Another key factor that influenced people’s likelihood of locking up trash was their overall opinion of bears. “If we incorporate some of the information about the benefits of bears [into outreach campaigns], we actually increase people’s tolerance for them,” Lischka says. Spreading seeds and controlling insect populations are just two of the ecological benefits of having black bears around, but not everyone sees them as assets to the neighborhood. Keeping black bears out of human neighborhoods is just as much for the bears’ protection as it is for the humans’ so positive publicity and public education could go a long way to reduce the human-bear conflict rate.
Garshelis points to the changing attitudes toward bears as one reason that people shouldn’t assume warmer temperatures or higher amounts of winter bear activity will automatically lead to an increase in bear conflicts.

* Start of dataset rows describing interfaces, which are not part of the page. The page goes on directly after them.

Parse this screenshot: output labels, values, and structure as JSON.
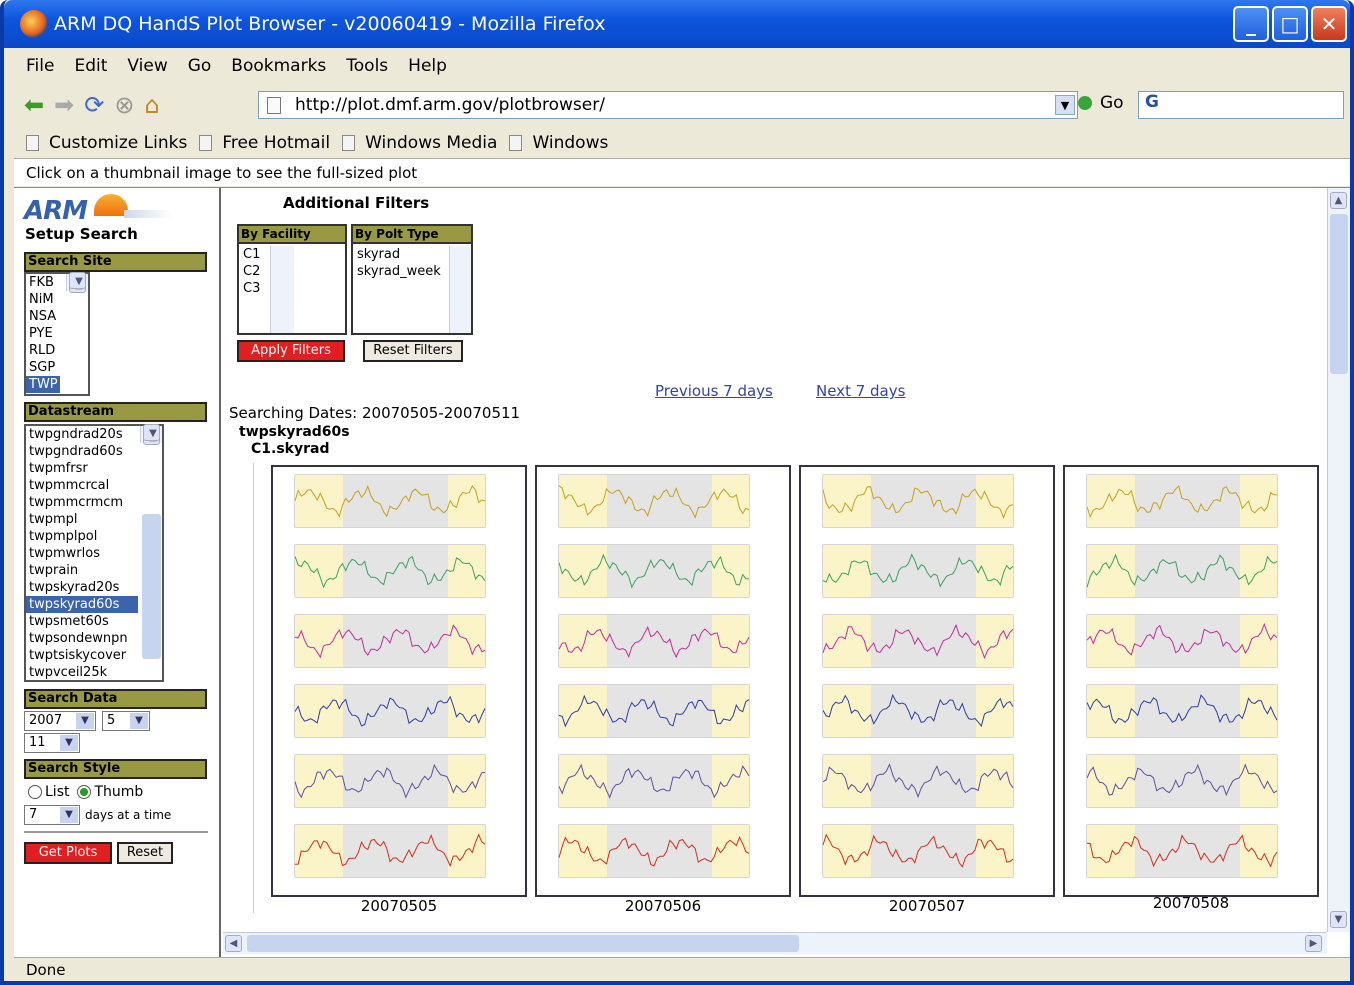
{
  "window": {
    "title": "ARM DQ HandS Plot Browser - v20060419 - Mozilla Firefox"
  },
  "menu": [
    "File",
    "Edit",
    "View",
    "Go",
    "Bookmarks",
    "Tools",
    "Help"
  ],
  "nav": {
    "url": "http://plot.dmf.arm.gov/plotbrowser/",
    "go_label": "Go",
    "search_value": "G"
  },
  "bookmarks": [
    "Customize Links",
    "Free Hotmail",
    "Windows Media",
    "Windows"
  ],
  "info_text": "Click on a thumbnail image to see the full-sized plot",
  "left": {
    "logo_text": "ARM",
    "setup_title": "Setup Search",
    "search_site": {
      "header": "Search Site",
      "items": [
        "FKB",
        "NiM",
        "NSA",
        "PYE",
        "RLD",
        "SGP",
        "TWP"
      ],
      "selected": "TWP"
    },
    "datastream": {
      "header": "Datastream",
      "items": [
        "twpgndrad20s",
        "twpgndrad60s",
        "twpmfrsr",
        "twpmmcrcal",
        "twpmmcrmcm",
        "twpmpl",
        "twpmplpol",
        "twpmwrlos",
        "twprain",
        "twpskyrad20s",
        "twpskyrad60s",
        "twpsmet60s",
        "twpsondewnpn",
        "twptsiskycover",
        "twpvceil25k"
      ],
      "selected": "twpskyrad60s"
    },
    "search_data": {
      "header": "Search Data",
      "year": "2007",
      "month": "5",
      "day": "11"
    },
    "search_style": {
      "header": "Search Style",
      "list_label": "List",
      "thumb_label": "Thumb",
      "selected": "Thumb",
      "days": "7",
      "days_label": "days at a time"
    },
    "get_plots_label": "Get Plots",
    "reset_label": "Reset"
  },
  "filters": {
    "title": "Additional Filters",
    "facility": {
      "header": "By Facility",
      "items": [
        "C1",
        "C2",
        "C3"
      ]
    },
    "plot_type": {
      "header": "By Polt Type",
      "items": [
        "skyrad",
        "skyrad_week"
      ]
    },
    "apply_label": "Apply Filters",
    "reset_label": "Reset Filters"
  },
  "results": {
    "prev_label": "Previous 7 days",
    "next_label": "Next 7 days",
    "searching_dates": "Searching Dates: 20070505-20070511",
    "datastream": "twpskyrad60s",
    "facility_plot": "C1.skyrad",
    "thumbnails": [
      "20070505",
      "20070506",
      "20070507",
      "20070508"
    ]
  },
  "status": "Done"
}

For an incident to count as a human-bear conflict, a person has to react negatively to something the bear did. So a toppled trash can does not a conflict make, unless a human gets upset about it. Up until the 1960s, American black bears were in decline, due to hunting and habitat loss. And as recently the 1980s, it wasn’t unusual for homeowners to shoot bears dead over very mild property damage.
“Nowadays, publicly it would be disdained upon, and you could probably get ticketed for doing that. You’re allowed to shoot bears if they threaten your property, but if it just tips over your garbage can that’s not considered a reason to shoot the bear [anymore],” Garshelis says. Policies on how to handle dumpster-diving ursines vary widely by state. Today, many bears are tranqed and forcibly relocated rather than shot dead.
Today populations across the country are rebounding, because of changes to hunting laws, environmental education, and increased efforts to conserve bears’ habitats. Garshelis says that if the trends toward increased empathy for bears and greater recognition of bears’ role in ecosystems continue, increased tolerance for bears might cause the number of human-bear conflicts to fall, even if more bears are roaming during winter months.
However, human communities still have a long way to go in terms of educating people about bears and making sure that people in bear country are diligent about securing their food and garbage. In 2017, the city of Durango gave another 400 bear-resistant garbage containers to residents and plans to distribute an additional 500 cans in 2018.
p dir=”ltr”>“I think there’s a perception that bears live in the mountains, people live in the valleys, and they live in separate places…But especially as landscapes become more developed, that’s just not likely,” Johnson says. “As the landscapes get more and more developed, we need to focus on thinking about how to coexist.”